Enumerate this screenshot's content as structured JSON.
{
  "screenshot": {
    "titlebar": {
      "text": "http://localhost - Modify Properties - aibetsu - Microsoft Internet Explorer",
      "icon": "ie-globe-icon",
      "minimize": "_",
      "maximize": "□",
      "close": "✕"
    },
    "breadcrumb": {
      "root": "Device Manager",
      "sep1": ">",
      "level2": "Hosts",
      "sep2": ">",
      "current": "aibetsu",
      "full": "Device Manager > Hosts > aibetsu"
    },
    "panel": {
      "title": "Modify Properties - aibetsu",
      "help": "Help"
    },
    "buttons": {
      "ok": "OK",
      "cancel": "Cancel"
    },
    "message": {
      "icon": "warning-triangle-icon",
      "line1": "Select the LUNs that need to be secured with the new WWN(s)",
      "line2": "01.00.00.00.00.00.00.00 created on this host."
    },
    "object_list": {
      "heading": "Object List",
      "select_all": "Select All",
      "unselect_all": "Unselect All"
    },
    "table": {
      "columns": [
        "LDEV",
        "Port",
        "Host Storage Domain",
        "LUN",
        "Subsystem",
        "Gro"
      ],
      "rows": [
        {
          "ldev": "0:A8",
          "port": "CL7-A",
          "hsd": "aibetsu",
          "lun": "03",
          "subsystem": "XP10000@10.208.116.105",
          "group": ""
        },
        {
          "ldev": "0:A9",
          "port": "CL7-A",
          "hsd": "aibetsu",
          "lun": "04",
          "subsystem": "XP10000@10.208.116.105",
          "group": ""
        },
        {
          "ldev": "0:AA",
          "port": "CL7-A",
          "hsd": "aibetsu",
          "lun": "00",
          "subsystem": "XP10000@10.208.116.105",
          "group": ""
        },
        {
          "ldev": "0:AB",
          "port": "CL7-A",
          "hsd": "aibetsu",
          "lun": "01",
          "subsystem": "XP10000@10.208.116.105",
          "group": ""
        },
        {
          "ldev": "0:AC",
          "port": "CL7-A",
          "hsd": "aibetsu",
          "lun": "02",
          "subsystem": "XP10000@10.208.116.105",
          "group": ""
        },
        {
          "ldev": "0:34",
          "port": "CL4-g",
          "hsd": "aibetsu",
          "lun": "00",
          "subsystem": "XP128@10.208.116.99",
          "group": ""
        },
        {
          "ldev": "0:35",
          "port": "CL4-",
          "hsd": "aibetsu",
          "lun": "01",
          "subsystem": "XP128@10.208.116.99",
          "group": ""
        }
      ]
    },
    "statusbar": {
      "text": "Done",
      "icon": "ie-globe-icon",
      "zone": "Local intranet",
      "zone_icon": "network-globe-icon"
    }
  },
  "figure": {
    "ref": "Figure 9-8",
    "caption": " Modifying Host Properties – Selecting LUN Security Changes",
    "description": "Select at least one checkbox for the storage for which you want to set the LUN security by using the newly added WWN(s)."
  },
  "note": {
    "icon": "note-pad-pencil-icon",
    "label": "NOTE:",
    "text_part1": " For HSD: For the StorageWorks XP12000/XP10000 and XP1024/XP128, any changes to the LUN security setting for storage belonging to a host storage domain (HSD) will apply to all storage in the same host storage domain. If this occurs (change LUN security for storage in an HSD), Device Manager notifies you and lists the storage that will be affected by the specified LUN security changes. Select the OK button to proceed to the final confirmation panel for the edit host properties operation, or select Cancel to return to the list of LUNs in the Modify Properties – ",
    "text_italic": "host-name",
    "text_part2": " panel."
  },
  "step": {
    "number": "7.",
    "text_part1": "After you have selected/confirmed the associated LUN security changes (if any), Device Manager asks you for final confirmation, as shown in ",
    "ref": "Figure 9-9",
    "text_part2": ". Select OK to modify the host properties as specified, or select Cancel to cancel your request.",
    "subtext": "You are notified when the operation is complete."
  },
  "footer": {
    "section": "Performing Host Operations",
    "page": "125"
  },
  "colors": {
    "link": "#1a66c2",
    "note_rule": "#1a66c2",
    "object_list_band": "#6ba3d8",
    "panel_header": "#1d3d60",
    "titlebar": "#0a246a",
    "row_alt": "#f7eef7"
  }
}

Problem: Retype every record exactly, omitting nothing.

The answer:
Enumerate this screenshot's content as structured JSON.
{
  "screenshot": {
    "titlebar": {
      "text": "http://localhost - Modify Properties - aibetsu - Microsoft Internet Explorer",
      "icon": "ie-globe-icon",
      "minimize": "_",
      "maximize": "□",
      "close": "✕"
    },
    "breadcrumb": {
      "root": "Device Manager",
      "sep1": ">",
      "level2": "Hosts",
      "sep2": ">",
      "current": "aibetsu",
      "full": "Device Manager > Hosts > aibetsu"
    },
    "panel": {
      "title": "Modify Properties - aibetsu",
      "help": "Help"
    },
    "buttons": {
      "ok": "OK",
      "cancel": "Cancel"
    },
    "message": {
      "icon": "warning-triangle-icon",
      "line1": "Select the LUNs that need to be secured with the new WWN(s)",
      "line2": "01.00.00.00.00.00.00.00 created on this host."
    },
    "object_list": {
      "heading": "Object List",
      "select_all": "Select All",
      "unselect_all": "Unselect All"
    },
    "table": {
      "columns": [
        "LDEV",
        "Port",
        "Host Storage Domain",
        "LUN",
        "Subsystem",
        "Gro"
      ],
      "rows": [
        {
          "ldev": "0:A8",
          "port": "CL7-A",
          "hsd": "aibetsu",
          "lun": "03",
          "subsystem": "XP10000@10.208.116.105",
          "group": ""
        },
        {
          "ldev": "0:A9",
          "port": "CL7-A",
          "hsd": "aibetsu",
          "lun": "04",
          "subsystem": "XP10000@10.208.116.105",
          "group": ""
        },
        {
          "ldev": "0:AA",
          "port": "CL7-A",
          "hsd": "aibetsu",
          "lun": "00",
          "subsystem": "XP10000@10.208.116.105",
          "group": ""
        },
        {
          "ldev": "0:AB",
          "port": "CL7-A",
          "hsd": "aibetsu",
          "lun": "01",
          "subsystem": "XP10000@10.208.116.105",
          "group": ""
        },
        {
          "ldev": "0:AC",
          "port": "CL7-A",
          "hsd": "aibetsu",
          "lun": "02",
          "subsystem": "XP10000@10.208.116.105",
          "group": ""
        },
        {
          "ldev": "0:34",
          "port": "CL4-g",
          "hsd": "aibetsu",
          "lun": "00",
          "subsystem": "XP128@10.208.116.99",
          "group": ""
        },
        {
          "ldev": "0:35",
          "port": "CL4-",
          "hsd": "aibetsu",
          "lun": "01",
          "subsystem": "XP128@10.208.116.99",
          "group": ""
        }
      ]
    },
    "statusbar": {
      "text": "Done",
      "icon": "ie-globe-icon",
      "zone": "Local intranet",
      "zone_icon": "network-globe-icon"
    }
  },
  "figure": {
    "ref": "Figure 9-8",
    "caption": " Modifying Host Properties – Selecting LUN Security Changes",
    "description": "Select at least one checkbox for the storage for which you want to set the LUN security by using the newly added WWN(s)."
  },
  "note": {
    "icon": "note-pad-pencil-icon",
    "label": "NOTE:",
    "text_part1": " For HSD: For the StorageWorks XP12000/XP10000 and XP1024/XP128, any changes to the LUN security setting for storage belonging to a host storage domain (HSD) will apply to all storage in the same host storage domain. If this occurs (change LUN security for storage in an HSD), Device Manager notifies you and lists the storage that will be affected by the specified LUN security changes. Select the OK button to proceed to the final confirmation panel for the edit host properties operation, or select Cancel to return to the list of LUNs in the Modify Properties – ",
    "text_italic": "host-name",
    "text_part2": " panel."
  },
  "step": {
    "number": "7.",
    "text_part1": "After you have selected/confirmed the associated LUN security changes (if any), Device Manager asks you for final confirmation, as shown in ",
    "ref": "Figure 9-9",
    "text_part2": ". Select OK to modify the host properties as specified, or select Cancel to cancel your request.",
    "subtext": "You are notified when the operation is complete."
  },
  "footer": {
    "section": "Performing Host Operations",
    "page": "125"
  },
  "colors": {
    "link": "#1a66c2",
    "note_rule": "#1a66c2",
    "object_list_band": "#6ba3d8",
    "panel_header": "#1d3d60",
    "titlebar": "#0a246a",
    "row_alt": "#f7eef7"
  }
}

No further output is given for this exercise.